Beatle fans would be curious to hear “Never Tell Your Mother She’s Out Of Tune”, as it credits George Harrison (under a pseudonym) with guitar; good luck hearing it. Mostly it’s an upbeat soul song without much depth, and horns bringing to mind a high school pep rally. Much better is “Theme For An Imaginary Western”, later made famous in Mountain’s heavier version, but still sounding just as grand. “Tickets To Waterfalls” is driven by an elaborate piano and organ arrangement, but the “poetic” lyrics, matched by his typically over-reaching voice, make it tough to really enjoy. A little better again is “Weird Of Hermiston”, first tried for Disraeli Gears but making its debut here. “Rope Ladder To The Moon”, with its percussive acoustic guitar and cellos, brings to mind “As You Said” somewhat.
Side two starts much the same as side one, with “The Ministry Of Bag” offering boogie and not much else. “He The Richmond” extends the 12-bar blues format with a little more strumming. “Boston Ball Game 1967” is just plain odd, with two sets of dueling lyrics sung virtually simultaneously over increasingly atonal horns. Luckily it’s short, making the Tolkien homage “To Isengard” all the more welcome—at least until the song switches to freakout mode. “The Clearout” was another discarded Cream idea, and is much too busy for its own good.
One wants to like this album, but maybe Jack’s ideas weren’t going to have as much mass appeal as Cream’s other singer.

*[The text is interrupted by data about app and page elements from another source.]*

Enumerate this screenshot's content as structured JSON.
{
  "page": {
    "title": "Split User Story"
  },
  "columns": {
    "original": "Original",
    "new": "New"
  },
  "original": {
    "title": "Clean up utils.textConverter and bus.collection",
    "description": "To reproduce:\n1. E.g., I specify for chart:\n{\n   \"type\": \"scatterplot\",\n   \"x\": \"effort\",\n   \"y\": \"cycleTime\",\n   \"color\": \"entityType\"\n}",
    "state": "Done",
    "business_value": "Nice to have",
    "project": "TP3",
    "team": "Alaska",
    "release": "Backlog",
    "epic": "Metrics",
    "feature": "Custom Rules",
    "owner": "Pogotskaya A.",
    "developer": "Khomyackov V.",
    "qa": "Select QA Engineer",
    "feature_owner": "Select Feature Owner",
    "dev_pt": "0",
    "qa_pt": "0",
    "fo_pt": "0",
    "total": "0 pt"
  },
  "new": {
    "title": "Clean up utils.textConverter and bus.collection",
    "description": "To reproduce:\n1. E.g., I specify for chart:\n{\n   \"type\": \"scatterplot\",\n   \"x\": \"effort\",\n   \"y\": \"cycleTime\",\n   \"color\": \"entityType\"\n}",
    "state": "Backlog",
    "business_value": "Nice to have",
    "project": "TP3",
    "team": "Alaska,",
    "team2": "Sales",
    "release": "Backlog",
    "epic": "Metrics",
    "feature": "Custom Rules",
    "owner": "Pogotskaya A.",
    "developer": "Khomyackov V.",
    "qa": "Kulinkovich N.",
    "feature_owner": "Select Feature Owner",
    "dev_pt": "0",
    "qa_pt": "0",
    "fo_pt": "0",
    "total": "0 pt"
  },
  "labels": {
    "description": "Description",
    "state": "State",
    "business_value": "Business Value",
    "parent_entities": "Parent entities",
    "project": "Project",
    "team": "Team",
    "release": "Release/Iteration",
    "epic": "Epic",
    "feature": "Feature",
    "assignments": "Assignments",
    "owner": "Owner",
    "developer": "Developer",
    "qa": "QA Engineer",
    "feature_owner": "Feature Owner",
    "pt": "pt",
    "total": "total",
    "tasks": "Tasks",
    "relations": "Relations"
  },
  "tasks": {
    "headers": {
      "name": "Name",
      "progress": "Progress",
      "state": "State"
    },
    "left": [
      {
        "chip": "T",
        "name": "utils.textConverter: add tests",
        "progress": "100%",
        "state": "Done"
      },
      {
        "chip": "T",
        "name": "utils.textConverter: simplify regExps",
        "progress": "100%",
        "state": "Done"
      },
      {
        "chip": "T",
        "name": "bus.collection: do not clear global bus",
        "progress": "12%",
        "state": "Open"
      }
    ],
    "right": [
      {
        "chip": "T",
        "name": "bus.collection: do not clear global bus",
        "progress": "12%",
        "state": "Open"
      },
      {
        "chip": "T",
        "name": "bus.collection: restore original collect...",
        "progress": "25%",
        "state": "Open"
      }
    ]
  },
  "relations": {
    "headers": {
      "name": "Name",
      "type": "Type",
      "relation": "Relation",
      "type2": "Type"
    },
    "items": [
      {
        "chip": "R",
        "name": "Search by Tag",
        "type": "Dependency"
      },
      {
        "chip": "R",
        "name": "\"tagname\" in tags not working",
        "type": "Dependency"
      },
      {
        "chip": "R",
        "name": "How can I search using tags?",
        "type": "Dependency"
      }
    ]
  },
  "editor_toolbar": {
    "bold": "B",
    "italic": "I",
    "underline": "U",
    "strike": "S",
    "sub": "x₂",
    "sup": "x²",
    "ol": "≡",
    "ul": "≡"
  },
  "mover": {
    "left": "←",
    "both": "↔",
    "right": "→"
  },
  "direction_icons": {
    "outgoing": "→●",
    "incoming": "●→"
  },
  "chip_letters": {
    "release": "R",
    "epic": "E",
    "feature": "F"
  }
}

If you’re looking for a companion to Blind Faith, Songs For A Tailor ain’t it.
Jack Bruce Songs For A Tailor (1969)—2